On the crypto side of the wallet, Paycent currently accepts 10 popular currencies, including Bitcoin, Ethereum, and Paycent’s own PYN currency. And because U.S. dollars are globally convertible, the sky’s the limit as to where and how funds can ultimately be used.
Security and Compliance Built on the Blockchain
Blockchains store data in chronologically ordered, cryptographically linked chains that are replicated across all computers using the network. Because blockchain data is, for all practical purposes, immutable and anonymized, the technology has the potential to disrupt traditional transactional modalities in a host of industries.
Merchants will find it easy to open themselves up to Paycent. The website offers a convenient upload tool for merchants to help them transfer proof of identity, bank account statements, and other documents. There’s also a PDF form to download, print, fill out, scan, and upload back to the site.
A Merchant API provides guidance for integrating Paycent into existing payment services, with technical support readily available. Partnerships with Visa, Mastercard, China UnionPay, WeChat Pay, and Alipay assure merchants all over the world that working with Paycent can increase sales opportunities.
Paycent’s extensive AML/KYC policy offers further assurance to merchants who may be wary of blockchain’s anonymity.
The platform takes as a core responsibility the obligation “not only to establish the identity of its customers, but also to monitor account activity to determine those transactions that do not conform with the normal or expected transactions for that customer or type of account.”
Not only is customer identity information subject to verification, customers must submit photos of themselves holding their ID, such a driver’s license, to Paycent. Employees are trained to look for suspicious activity, and meticulous records are maintained subject to independent review.
As for the transactions themselves, the blockchain takes care of that. Blockchain’s distributed architecture means that no one user on the network can corrupt the data chain.

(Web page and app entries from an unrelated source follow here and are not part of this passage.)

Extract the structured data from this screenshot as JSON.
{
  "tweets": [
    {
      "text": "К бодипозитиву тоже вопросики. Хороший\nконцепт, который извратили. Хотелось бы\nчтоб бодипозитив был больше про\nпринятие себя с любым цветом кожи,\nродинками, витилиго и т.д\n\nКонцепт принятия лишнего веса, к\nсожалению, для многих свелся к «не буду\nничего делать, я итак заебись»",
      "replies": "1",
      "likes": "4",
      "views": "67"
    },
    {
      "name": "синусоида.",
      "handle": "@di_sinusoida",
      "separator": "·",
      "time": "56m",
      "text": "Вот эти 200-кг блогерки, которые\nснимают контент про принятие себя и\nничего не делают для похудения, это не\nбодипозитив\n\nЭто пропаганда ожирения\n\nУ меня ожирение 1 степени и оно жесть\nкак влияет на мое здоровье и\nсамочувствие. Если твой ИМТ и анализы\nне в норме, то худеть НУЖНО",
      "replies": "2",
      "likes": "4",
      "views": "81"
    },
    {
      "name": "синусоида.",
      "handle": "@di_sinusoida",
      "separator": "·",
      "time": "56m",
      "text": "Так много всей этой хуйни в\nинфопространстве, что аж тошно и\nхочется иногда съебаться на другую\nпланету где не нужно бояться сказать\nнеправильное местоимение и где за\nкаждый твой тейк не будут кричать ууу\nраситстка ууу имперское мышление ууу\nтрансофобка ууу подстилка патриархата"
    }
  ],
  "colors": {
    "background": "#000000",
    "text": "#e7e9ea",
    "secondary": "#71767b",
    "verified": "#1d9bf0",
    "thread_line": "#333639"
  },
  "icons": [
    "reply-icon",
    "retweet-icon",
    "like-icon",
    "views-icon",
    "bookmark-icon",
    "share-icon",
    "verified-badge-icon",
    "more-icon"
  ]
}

In the words of the whitepaper, “This eradicates the risks and frauds observed with centralized solutions in the market currently.”
Expanding the Benefits of Global Commerce and Competition
By covering all the bases in this, Paycent has exploded onto the payments scene since its founding in 2016. Consumers are using tens of thousands of Paycent cards to convert currency and make purchases and withdrawals all over the world.
In the words of the whitepaper, Texcent’s and Paycent’s mission has been to “bring the digital asset market/ecosystem to mainstream audiences.”
Consumers with little experience handling cryptocurrencies or familiarity with how to take advantage of them have been hesitant to accept this new form of money. They have relegated it to specialized investment and other environments where the intricacies of blockchain technology are more prevalent.
This lag in consumer acceptance may not be as notable in the U.S. and other Western countries as it is in places like Asia and Africa where banking services are less accessible and more expensive.
And because financial and commercial infrastructure is less mature there, the need for integration with the economic world at large is even more acute.